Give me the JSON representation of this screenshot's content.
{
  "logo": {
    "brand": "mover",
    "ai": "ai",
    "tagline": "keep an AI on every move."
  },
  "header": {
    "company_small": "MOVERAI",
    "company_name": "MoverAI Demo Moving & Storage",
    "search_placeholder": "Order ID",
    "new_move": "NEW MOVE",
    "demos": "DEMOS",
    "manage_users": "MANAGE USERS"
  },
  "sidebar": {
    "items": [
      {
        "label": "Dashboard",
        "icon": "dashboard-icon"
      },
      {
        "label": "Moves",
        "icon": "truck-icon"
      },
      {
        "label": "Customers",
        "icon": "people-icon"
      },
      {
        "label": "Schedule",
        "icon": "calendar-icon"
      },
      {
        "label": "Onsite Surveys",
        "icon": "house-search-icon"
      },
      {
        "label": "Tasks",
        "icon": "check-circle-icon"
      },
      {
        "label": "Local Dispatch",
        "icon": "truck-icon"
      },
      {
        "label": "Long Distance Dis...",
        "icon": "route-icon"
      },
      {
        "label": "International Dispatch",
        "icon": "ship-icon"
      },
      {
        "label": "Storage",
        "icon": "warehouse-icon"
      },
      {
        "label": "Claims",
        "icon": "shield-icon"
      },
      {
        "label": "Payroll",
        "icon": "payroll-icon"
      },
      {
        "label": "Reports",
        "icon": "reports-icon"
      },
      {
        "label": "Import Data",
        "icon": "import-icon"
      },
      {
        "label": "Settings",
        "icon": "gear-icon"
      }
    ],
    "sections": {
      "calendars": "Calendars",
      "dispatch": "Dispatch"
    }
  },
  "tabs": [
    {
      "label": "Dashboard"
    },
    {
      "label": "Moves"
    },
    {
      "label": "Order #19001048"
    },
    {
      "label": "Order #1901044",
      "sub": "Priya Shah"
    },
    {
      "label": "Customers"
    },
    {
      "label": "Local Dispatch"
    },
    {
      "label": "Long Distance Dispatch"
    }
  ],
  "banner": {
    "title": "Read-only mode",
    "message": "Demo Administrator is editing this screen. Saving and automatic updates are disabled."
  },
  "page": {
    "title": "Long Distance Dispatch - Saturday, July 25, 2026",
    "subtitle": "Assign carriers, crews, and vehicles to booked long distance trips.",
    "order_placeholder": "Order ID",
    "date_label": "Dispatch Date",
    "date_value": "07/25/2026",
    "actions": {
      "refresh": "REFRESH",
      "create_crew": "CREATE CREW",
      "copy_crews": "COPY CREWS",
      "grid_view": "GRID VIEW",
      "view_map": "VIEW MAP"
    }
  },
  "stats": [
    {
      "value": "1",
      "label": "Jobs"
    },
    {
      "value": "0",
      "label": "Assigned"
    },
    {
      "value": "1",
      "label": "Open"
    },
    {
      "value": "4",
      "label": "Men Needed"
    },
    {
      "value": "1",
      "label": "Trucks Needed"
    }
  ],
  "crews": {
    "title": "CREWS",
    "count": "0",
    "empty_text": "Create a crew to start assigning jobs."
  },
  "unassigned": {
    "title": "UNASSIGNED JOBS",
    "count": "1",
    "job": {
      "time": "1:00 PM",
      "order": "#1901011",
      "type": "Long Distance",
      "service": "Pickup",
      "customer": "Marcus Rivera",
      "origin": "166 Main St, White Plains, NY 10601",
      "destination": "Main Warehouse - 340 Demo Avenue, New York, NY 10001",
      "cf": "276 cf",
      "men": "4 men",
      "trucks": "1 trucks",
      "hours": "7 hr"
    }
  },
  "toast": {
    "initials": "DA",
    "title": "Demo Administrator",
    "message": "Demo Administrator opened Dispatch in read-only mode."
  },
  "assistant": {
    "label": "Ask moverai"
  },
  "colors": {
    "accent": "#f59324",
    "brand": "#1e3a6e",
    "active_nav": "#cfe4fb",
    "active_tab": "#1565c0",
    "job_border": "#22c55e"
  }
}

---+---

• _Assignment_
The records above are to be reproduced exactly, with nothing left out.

• _Result for this exercise_
Give me the JSON representation of this screenshot's content.
{
  "logo": {
    "brand": "mover",
    "ai": "ai",
    "tagline": "keep an AI on every move."
  },
  "header": {
    "company_small": "MOVERAI",
    "company_name": "MoverAI Demo Moving & Storage",
    "search_placeholder": "Order ID",
    "new_move": "NEW MOVE",
    "demos": "DEMOS",
    "manage_users": "MANAGE USERS"
  },
  "sidebar": {
    "items": [
      {
        "label": "Dashboard",
        "icon": "dashboard-icon"
      },
      {
        "label": "Moves",
        "icon": "truck-icon"
      },
      {
        "label": "Customers",
        "icon": "people-icon"
      },
      {
        "label": "Schedule",
        "icon": "calendar-icon"
      },
      {
        "label": "Onsite Surveys",
        "icon": "house-search-icon"
      },
      {
        "label": "Tasks",
        "icon": "check-circle-icon"
      },
      {
        "label": "Local Dispatch",
        "icon": "truck-icon"
      },
      {
        "label": "Long Distance Dis...",
        "icon": "route-icon"
      },
      {
        "label": "International Dispatch",
        "icon": "ship-icon"
      },
      {
        "label": "Storage",
        "icon": "warehouse-icon"
      },
      {
        "label": "Claims",
        "icon": "shield-icon"
      },
      {
        "label": "Payroll",
        "icon": "payroll-icon"
      },
      {
        "label": "Reports",
        "icon": "reports-icon"
      },
      {
        "label": "Import Data",
        "icon": "import-icon"
      },
      {
        "label": "Settings",
        "icon": "gear-icon"
      }
    ],
    "sections": {
      "calendars": "Calendars",
      "dispatch": "Dispatch"
    }
  },
  "tabs": [
    {
      "label": "Dashboard"
    },
    {
      "label": "Moves"
    },
    {
      "label": "Order #19001048"
    },
    {
      "label": "Order #1901044",
      "sub": "Priya Shah"
    },
    {
      "label": "Customers"
    },
    {
      "label": "Local Dispatch"
    },
    {
      "label": "Long Distance Dispatch"
    }
  ],
  "banner": {
    "title": "Read-only mode",
    "message": "Demo Administrator is editing this screen. Saving and automatic updates are disabled."
  },
  "page": {
    "title": "Long Distance Dispatch - Saturday, July 25, 2026",
    "subtitle": "Assign carriers, crews, and vehicles to booked long distance trips.",
    "order_placeholder": "Order ID",
    "date_label": "Dispatch Date",
    "date_value": "07/25/2026",
    "actions": {
      "refresh": "REFRESH",
      "create_crew": "CREATE CREW",
      "copy_crews": "COPY CREWS",
      "grid_view": "GRID VIEW",
      "view_map": "VIEW MAP"
    }
  },
  "stats": [
    {
      "value": "1",
      "label": "Jobs"
    },
    {
      "value": "0",
      "label": "Assigned"
    },
    {
      "value": "1",
      "label": "Open"
    },
    {
      "value": "4",
      "label": "Men Needed"
    },
    {
      "value": "1",
      "label": "Trucks Needed"
    }
  ],
  "crews": {
    "title": "CREWS",
    "count": "0",
    "empty_text": "Create a crew to start assigning jobs."
  },
  "unassigned": {
    "title": "UNASSIGNED JOBS",
    "count": "1",
    "job": {
      "time": "1:00 PM",
      "order": "#1901011",
      "type": "Long Distance",
      "service": "Pickup",
      "customer": "Marcus Rivera",
      "origin": "166 Main St, White Plains, NY 10601",
      "destination": "Main Warehouse - 340 Demo Avenue, New York, NY 10001",
      "cf": "276 cf",
      "men": "4 men",
      "trucks": "1 trucks",
      "hours": "7 hr"
    }
  },
  "toast": {
    "initials": "DA",
    "title": "Demo Administrator",
    "message": "Demo Administrator opened Dispatch in read-only mode."
  },
  "assistant": {
    "label": "Ask moverai"
  },
  "colors": {
    "accent": "#f59324",
    "brand": "#1e3a6e",
    "active_nav": "#cfe4fb",
    "active_tab": "#1565c0",
    "job_border": "#22c55e"
  }
}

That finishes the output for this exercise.